Computerized Cognitive Training Interventional Sub-Study
Cognitive deficits in HIV may reflect degraded brain network functioning, due to a combination of brain health insults: some generic (aging), some HIV-specific (inflammation, diffuse demyelination and inherent vulnerability that varies across individuals). These deficits can amenable to remediation through cognitive training. In this sub-study, we will make use of Plasticity-based Adaptive Cognitive Remediation (PACR), which applies well-understood techniques derived from brain plasticity and implicit/procedural/perceptual learning to improve the speed and accuracy of information processing, with exercises that are designed to drive generalized improvements. Simultaneously, these exercises heavily engage neuromodulatory systems to re-establish their normal control over learning and memory. As an individual restores these degraded abilities through intensive procedural learning, the encoding of naturalistic information significantly improves, and all resulting declarative memory and cognitive functions based on the quality of that incoming information necessarily improve as well, leading to improvement that generalizes beyond the trained tasks. A subset of 60 HIV+ individuals will be randomly drawn from the main study population, to test the hypothesis that eight weeks of cognitive training (PACR) is feasible and acceptable for people with mild cognitive difficulties related to HIV infection, and will lead to better cognitive performance compared to education on general strategies to improve brain health.
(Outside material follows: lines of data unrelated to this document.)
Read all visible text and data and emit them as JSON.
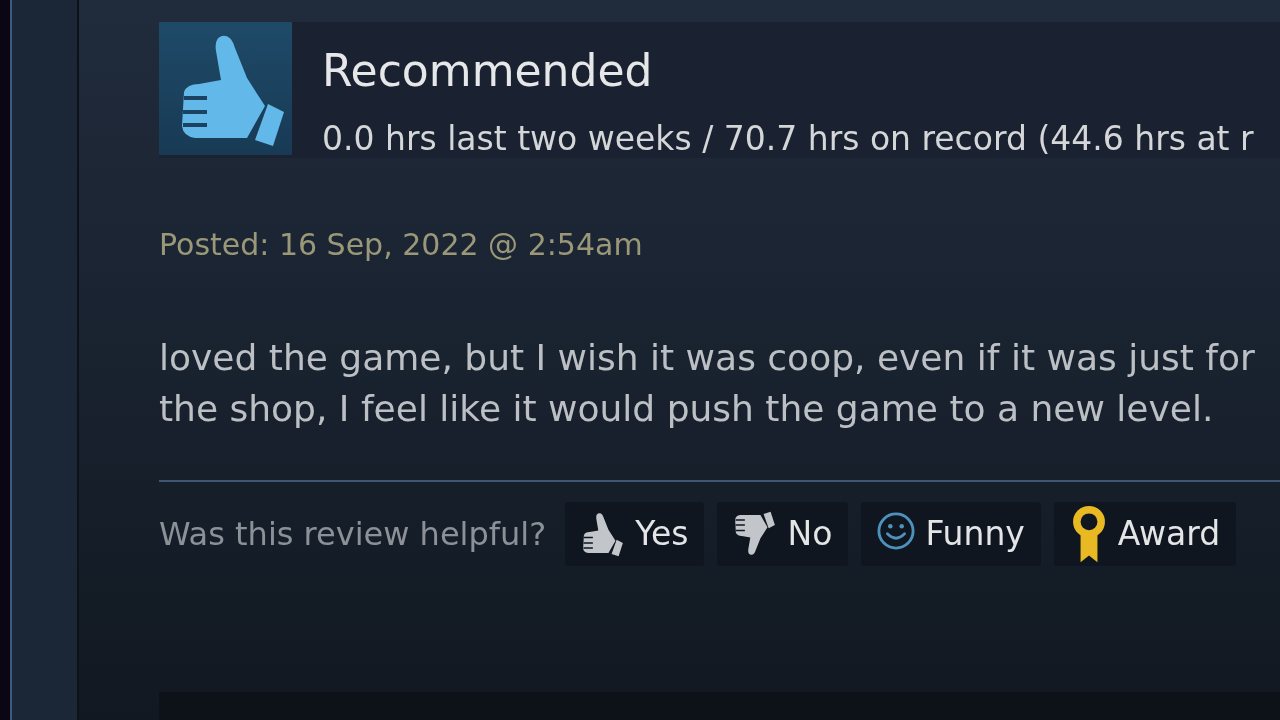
{
  "review": {
    "verdict": {
      "title": "Recommended",
      "kind": "positive"
    },
    "hours": "0.0 hrs last two weeks / 70.7 hrs on record (44.6 hrs at r",
    "posted": "Posted: 16 Sep, 2022 @ 2:54am",
    "body_lines": [
      "loved the game, but I wish it was coop, even if it was just for",
      "the shop, I feel like it would push the game to a new level."
    ],
    "helpful": {
      "prompt": "Was this review helpful?",
      "buttons": [
        {
          "label": "Yes",
          "kind": "yes"
        },
        {
          "label": "No",
          "kind": "no"
        },
        {
          "label": "Funny",
          "kind": "funny"
        },
        {
          "label": "Award",
          "kind": "award"
        }
      ]
    }
  }
}
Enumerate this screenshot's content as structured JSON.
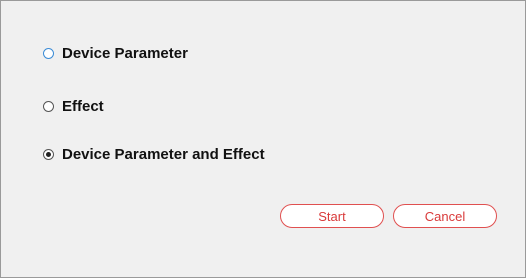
{
  "options": [
    {
      "label": "Device Parameter",
      "checked": false,
      "focused": true
    },
    {
      "label": "Effect",
      "checked": false,
      "focused": false
    },
    {
      "label": "Device Parameter and Effect",
      "checked": true,
      "focused": false
    }
  ],
  "buttons": {
    "start_label": "Start",
    "cancel_label": "Cancel"
  },
  "colors": {
    "button_accent": "#d93a3a",
    "focus_ring": "#3c8cd6",
    "panel_background": "#f0f0f0"
  }
}
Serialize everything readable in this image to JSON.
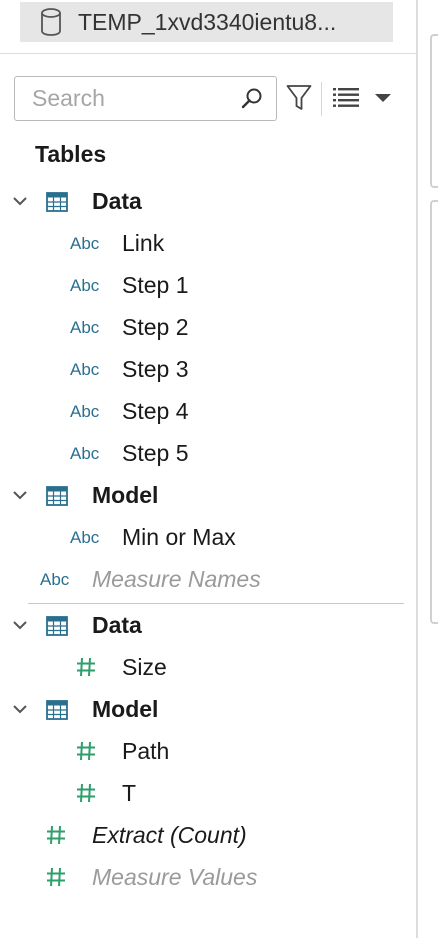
{
  "datasource": {
    "name": "TEMP_1xvd3340ientu8..."
  },
  "search": {
    "placeholder": "Search",
    "value": ""
  },
  "toolbar": {
    "filter_icon": "filter-icon",
    "view_icon": "list-view-icon",
    "menu_icon": "caret-down-icon"
  },
  "data_pane": {
    "heading": "Tables",
    "dimensions": [
      {
        "table": "Data",
        "fields": [
          "Link",
          "Step 1",
          "Step 2",
          "Step 3",
          "Step 4",
          "Step 5"
        ]
      },
      {
        "table": "Model",
        "fields": [
          "Min or Max"
        ]
      }
    ],
    "measure_names": "Measure Names",
    "measures": [
      {
        "table": "Data",
        "fields": [
          "Size"
        ]
      },
      {
        "table": "Model",
        "fields": [
          "Path",
          "T"
        ]
      }
    ],
    "extract_count": "Extract (Count)",
    "measure_values": "Measure Values",
    "type_badge": "Abc"
  },
  "colors": {
    "dimension": "#2b6f8f",
    "measure": "#2e9e6b",
    "selection_bg": "#e6e6e6"
  }
}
The results of this study are expected to be pivotal in generating data to create an optimal training program aimed at stabilizing or improving brain function in HIV infected individuals experiencing cognitive decline.